We ended the tour at Place Dauphine which is the oldest square in Paris. We had a drink (wine of course!) with some cheese, baguette and prociutto ham. After the nice break we were introduced to the game petanque – jeu de boulle. Each person gets three heavy metal balls the size of tennis balls. One person gets a very small ball. Next a small circle is made in the sand which is the place to stand as the small ball is thrown at least 4 meters away. Then we took turns throwing our balls with the goal to get our balls as close as possible to the small one. The person who gets the closest is the winner of the game. There is a certain way of throwing the balls – holding it in the downward facing palm of your hand.
A neighbourhood older man with real character encouraged the three of us and coached us how far the small ball had to be thrown. He even placed it for us when we didn’t do it right! He really got into the game with us and we made him part of it. Part of the tradition is to drink a glass of pastis (a licorice-flavoured liqueur) as we play. Eke did not like the taste but our “coach” was happy to drink it.
As we were playing a younger French man suggested the three of us (Artur, Brian, Eke) play against him. He taught us the rules and was very strict on us – we had to stand at least two meters behind him when he was throwing his balls. He was very good at hitting our balls away from the small one when we were too close for him! We had a lot of fun and laughed a lot even though we were badly humiliated with a score of 11-0! This guy was a pro. He told us that he was forty-three years old and had been playing for more than thirty years. We told him that we were in our seventies and that we had been playing for thirty minutes.
People watched us as they sat on the benches in the square. Two women tourists from The United States were sitting on a bench and watching our bags for us. We had a neat interaction with them. It felt like we were part of a neighbourhood game. Artur had to go (he was to play in a tennis tournament) and that was the end of a very enjoyable afternoon!
We treated ourselves to an ice cream and walked across the bridge to find a metro station. We found the train we needed and because it was close to 6pm the train was crowded! We got safely to our hotel and were glad to stretch out and rest our feet. Eke went out for some fruit, water and croissants. The croissants were our dinner. Then it was time to pack for the following day as we were leaving Paris for the Netherlands.
A good time was had in Paris! Au revoir!
Tuesday, June 19, 2018
Paris to Franeker.
In the morning we took a taxi to the train station – Gare de Nord - which took quite a while because of rush hour traffic.

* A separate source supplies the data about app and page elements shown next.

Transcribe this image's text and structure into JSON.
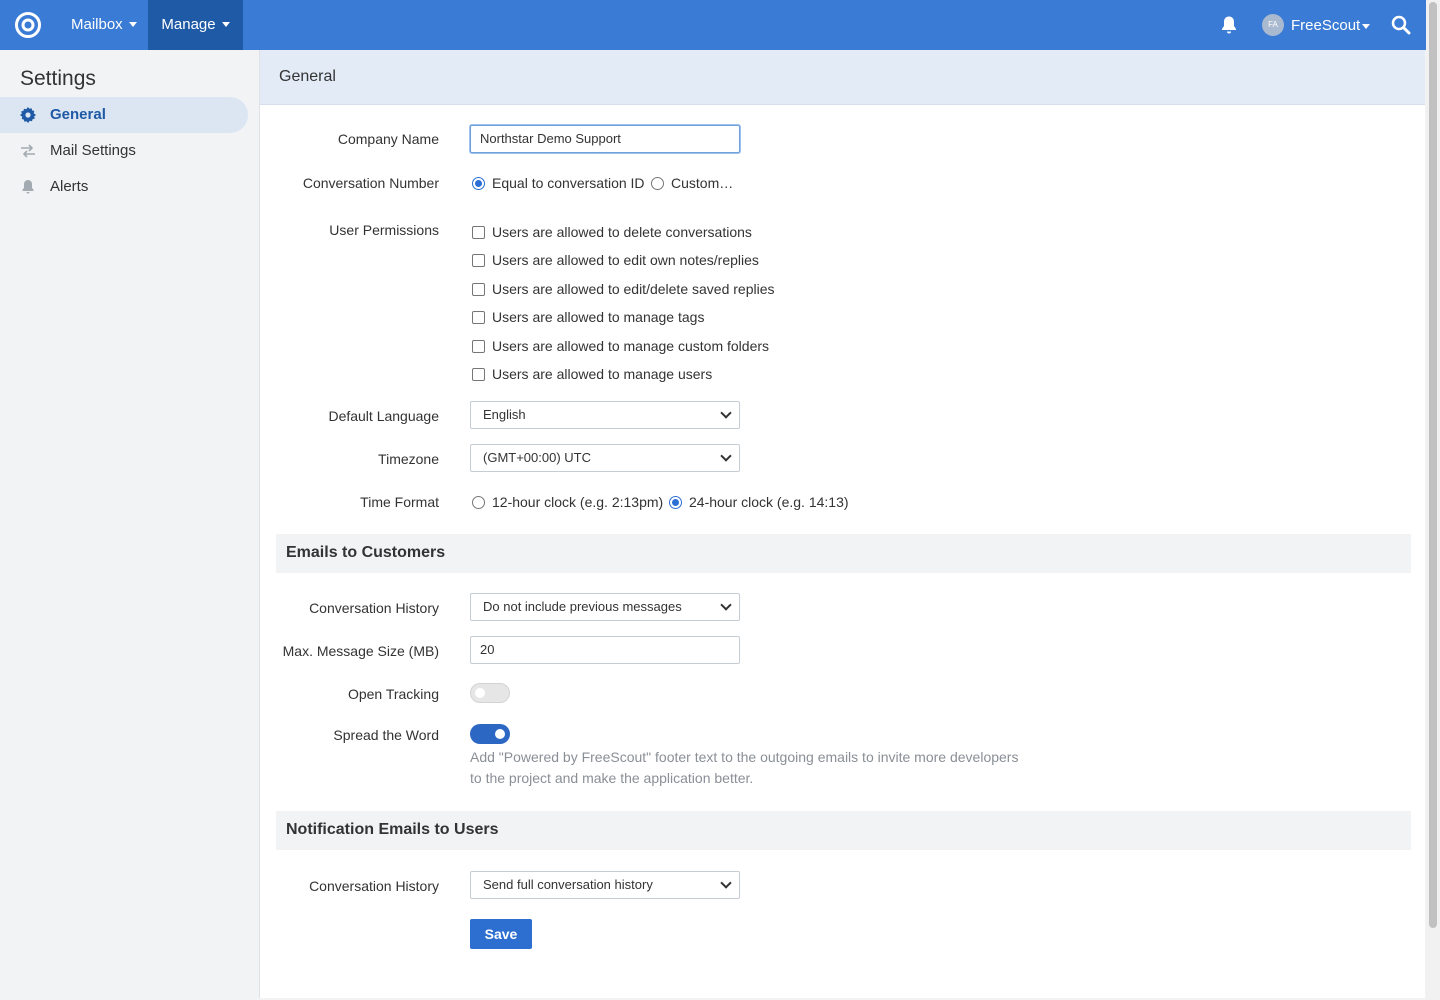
{
  "nav": {
    "mailbox_label": "Mailbox",
    "manage_label": "Manage",
    "user_initials": "FA",
    "user_name": "FreeScout",
    "accent_color": "#3a7bd5",
    "active_color": "#1f5aa6"
  },
  "sidebar": {
    "title": "Settings",
    "items": [
      {
        "label": "General",
        "icon": "gear-icon",
        "active": true
      },
      {
        "label": "Mail Settings",
        "icon": "arrows-icon",
        "active": false
      },
      {
        "label": "Alerts",
        "icon": "bell-icon",
        "active": false
      }
    ]
  },
  "main": {
    "title": "General",
    "company_name": {
      "label": "Company Name",
      "value": "Northstar Demo Support"
    },
    "conversation_number": {
      "label": "Conversation Number",
      "options": [
        "Equal to conversation ID",
        "Custom…"
      ],
      "selected": "Equal to conversation ID"
    },
    "user_permissions": {
      "label": "User Permissions",
      "options": [
        "Users are allowed to delete conversations",
        "Users are allowed to edit own notes/replies",
        "Users are allowed to edit/delete saved replies",
        "Users are allowed to manage tags",
        "Users are allowed to manage custom folders",
        "Users are allowed to manage users"
      ]
    },
    "default_language": {
      "label": "Default Language",
      "value": "English"
    },
    "timezone": {
      "label": "Timezone",
      "value": "(GMT+00:00) UTC"
    },
    "time_format": {
      "label": "Time Format",
      "options": [
        "12-hour clock (e.g. 2:13pm)",
        "24-hour clock (e.g. 14:13)"
      ],
      "selected": "24-hour clock (e.g. 14:13)"
    },
    "emails_to_customers": {
      "title": "Emails to Customers",
      "conversation_history": {
        "label": "Conversation History",
        "value": "Do not include previous messages"
      },
      "max_message_size": {
        "label": "Max. Message Size (MB)",
        "value": "20"
      },
      "open_tracking": {
        "label": "Open Tracking",
        "enabled": false
      },
      "spread_the_word": {
        "label": "Spread the Word",
        "enabled": true,
        "help": "Add \"Powered by FreeScout\" footer text to the outgoing emails to invite more developers to the project and make the application better."
      }
    },
    "notification_emails": {
      "title": "Notification Emails to Users",
      "conversation_history": {
        "label": "Conversation History",
        "value": "Send full conversation history"
      }
    },
    "save_label": "Save"
  }
}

At the station we found a place for breakfast. The door to the restaurant was opened for us by a big burly man in a well-tailored black suit. We were led to a table by a similarly dressed maitre d’. Service was by young men and women in traditional Parisian waiter garb. The table was laid out with a white table cloth and white linen napkins. This was all a sign for what was to be our most expensive breakfast ever. A croissant, jam, orange juice and coffee/tea cost over thirty euros, just under fifty dollars Canadian.
The high-speed train left on time 10:25 am and it was a very comfortable way to travel! The train reached a speed of 302km/hour and we felt at times like we were literally flying! We stopped in Brussels, Antwerp, Rotterdam and arrived at Amsterdam Schiphol in three hours. At Schiphol we bought tickets for the Sprinter train to Hoorn with three minutes to spare for the next one leaving – and made it! Pietsje and Fokke were waiting in Hoorn and drove us the last hour to their house in Franeker!
Here endeth the journal and beginneth the family visit for a week.